## [RECORDED DATA]
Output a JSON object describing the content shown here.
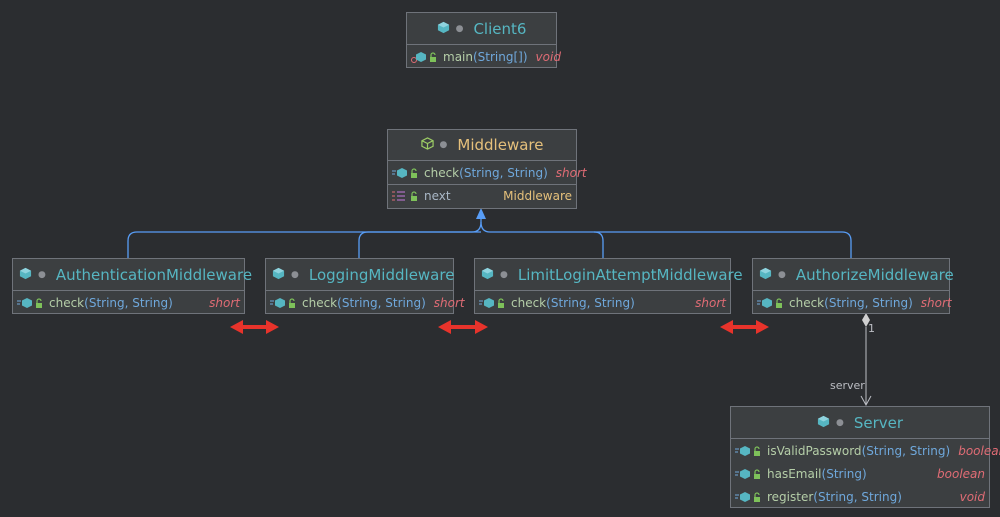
{
  "classes": {
    "client6": {
      "name": "Client6",
      "methods": [
        {
          "name": "main",
          "params": "String[]",
          "ret": "void"
        }
      ]
    },
    "middleware": {
      "name": "Middleware",
      "methods": [
        {
          "name": "check",
          "params": "String, String",
          "ret": "short"
        }
      ],
      "fields": [
        {
          "name": "next",
          "type": "Middleware"
        }
      ]
    },
    "authentication": {
      "name": "AuthenticationMiddleware",
      "methods": [
        {
          "name": "check",
          "params": "String, String",
          "ret": "short"
        }
      ]
    },
    "logging": {
      "name": "LoggingMiddleware",
      "methods": [
        {
          "name": "check",
          "params": "String, String",
          "ret": "short"
        }
      ]
    },
    "limitlogin": {
      "name": "LimitLoginAttemptMiddleware",
      "methods": [
        {
          "name": "check",
          "params": "String, String",
          "ret": "short"
        }
      ]
    },
    "authorize": {
      "name": "AuthorizeMiddleware",
      "methods": [
        {
          "name": "check",
          "params": "String, String",
          "ret": "short"
        }
      ]
    },
    "server": {
      "name": "Server",
      "methods": [
        {
          "name": "isValidPassword",
          "params": "String, String",
          "ret": "boolean"
        },
        {
          "name": "hasEmail",
          "params": "String",
          "ret": "boolean"
        },
        {
          "name": "register",
          "params": "String, String",
          "ret": "void"
        }
      ]
    }
  },
  "edge_labels": {
    "multiplicity": "1",
    "role": "server"
  },
  "colors": {
    "background": "#2b2d30",
    "box": "#3c3f41",
    "class_name": "#56b6c2",
    "abstract_name": "#e5c07b",
    "inheritance_edge": "#589df6",
    "double_arrow": "#e8332b",
    "return_type": "#e06c75"
  },
  "icons": {
    "class": "class-icon",
    "abstract_class": "abstract-class-icon",
    "method": "method-icon",
    "field": "field-icon",
    "public": "lock-open-icon",
    "static": "static-icon"
  }
}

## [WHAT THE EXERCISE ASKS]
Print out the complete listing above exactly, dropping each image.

## [REPLY TO THE TASK]
Output a JSON object describing the content shown here.
{
  "classes": {
    "client6": {
      "name": "Client6",
      "methods": [
        {
          "name": "main",
          "params": "String[]",
          "ret": "void"
        }
      ]
    },
    "middleware": {
      "name": "Middleware",
      "methods": [
        {
          "name": "check",
          "params": "String, String",
          "ret": "short"
        }
      ],
      "fields": [
        {
          "name": "next",
          "type": "Middleware"
        }
      ]
    },
    "authentication": {
      "name": "AuthenticationMiddleware",
      "methods": [
        {
          "name": "check",
          "params": "String, String",
          "ret": "short"
        }
      ]
    },
    "logging": {
      "name": "LoggingMiddleware",
      "methods": [
        {
          "name": "check",
          "params": "String, String",
          "ret": "short"
        }
      ]
    },
    "limitlogin": {
      "name": "LimitLoginAttemptMiddleware",
      "methods": [
        {
          "name": "check",
          "params": "String, String",
          "ret": "short"
        }
      ]
    },
    "authorize": {
      "name": "AuthorizeMiddleware",
      "methods": [
        {
          "name": "check",
          "params": "String, String",
          "ret": "short"
        }
      ]
    },
    "server": {
      "name": "Server",
      "methods": [
        {
          "name": "isValidPassword",
          "params": "String, String",
          "ret": "boolean"
        },
        {
          "name": "hasEmail",
          "params": "String",
          "ret": "boolean"
        },
        {
          "name": "register",
          "params": "String, String",
          "ret": "void"
        }
      ]
    }
  },
  "edge_labels": {
    "multiplicity": "1",
    "role": "server"
  },
  "colors": {
    "background": "#2b2d30",
    "box": "#3c3f41",
    "class_name": "#56b6c2",
    "abstract_name": "#e5c07b",
    "inheritance_edge": "#589df6",
    "double_arrow": "#e8332b",
    "return_type": "#e06c75"
  },
  "icons": {
    "class": "class-icon",
    "abstract_class": "abstract-class-icon",
    "method": "method-icon",
    "field": "field-icon",
    "public": "lock-open-icon",
    "static": "static-icon"
  }
}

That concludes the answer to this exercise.